15 governors question legality of EPA rule proposal in letter to Obama

Source: Jean Chemnick, E&E reporter • Posted: Wednesday, September 10, 2014

Governors of 15 fossil fuel-heavy states took swings yesterday at U.S. EPA’s proposed climate rule for existing power plants, targeting the proposal’s legal underpinnings and practical feasibility.

In a letter to President Obama, the governors warn that EPA had built its draft rule on a shaky legal foundation.

Making an argument that’s been made before in Capitol Hill debates and in legal petitions over the past year, the governors say unresolved statutory language dating back to the Clean Air Act Amendments of 1990 precludes EPA from regulating the same pollution sources under the law’s Sections 111(d) and 112 even if the agency is acting in two separate emission categories.

EPA’s supporters say the agency should get deference when there is doubt about congressional intent, but the governors call the decades-old disagreement between House and Senate amendments “unambiguous.”

Even if the agency does have legal authority to regulate power plants under 111(d), they write, that section’s language confines any rules to the physical boundaries of power plants. In its June 2 rollout of the proposal, EPA drew on a suite of systemwide reduction options — including demand-side efficiency and renewable energy — when determining state obligations.

“In addition to these legal prohibitions, the rule poses numerous practical problems for state compliance,” the governors wrote. “These problems reflect your administration’s decision to move forward with the proposed regulation without considering or understanding — among other crucial matters — our state energy markets and infrastructure needs.”

They asked whether the Obama administration believes the federal government would claim the right to enforce state policies — such as renewable energy standards — if they were included in state-written plans for the rule.

Other concerns for the governors: the siting of new zero-carbon power generation, the feasibility of building new natural gas transmission infrastructure to support gas-fired plants to replace higher carbon coal-fired power, and questions about the disposal of nuclear waste.

They also noted that some states produce power that is sold across state lines, but the energy-producing states bear most of the burden for making emission reductions.

“The economic health of our nation depends on accomplishing a balanced energy and environment policy,” they wrote. “States should be pursuing a strategy that achieves its objectives without severely harming our economies and pitting states against one another.”
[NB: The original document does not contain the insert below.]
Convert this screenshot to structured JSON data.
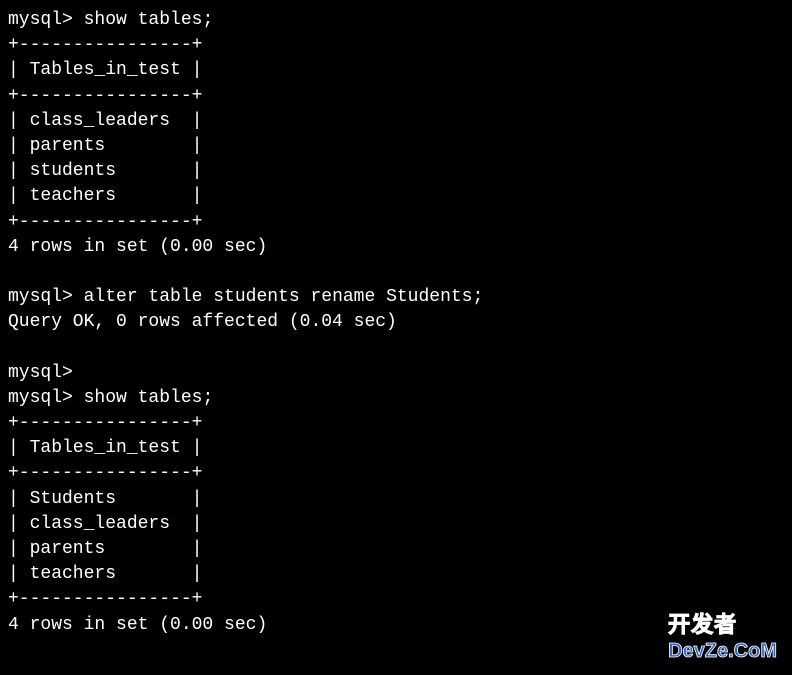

The letter covers well-trodden ground. Some of the states represented on the letter have already joined legal petitions challenging EPA’s right to regulate, and industry has signaled that it intends to challenge any rule that extends beyond a power plant’s fence line.

These questions could also play out as states prepare to implement the rule.

At a House Energy and Commerce Subcommittee hearing yesterday, Ken Anderson, a member of the Public Utility Commission of Texas, said his state might be reluctant to write a state implementation plan (SIP) that goes beyond the fence line because its officials would worry whether they were “handing the keys to our whole system in effect over to EPA, and perhaps even more challenging, to various third parties who would then have the ability to file federal civil lawsuits to enforce the SIP.”

He said that Texas’ regulatory agencies are not yet focused on whether or not to write a plan, but that they had been advised that a SIP could undermine challenges to the EPA rule.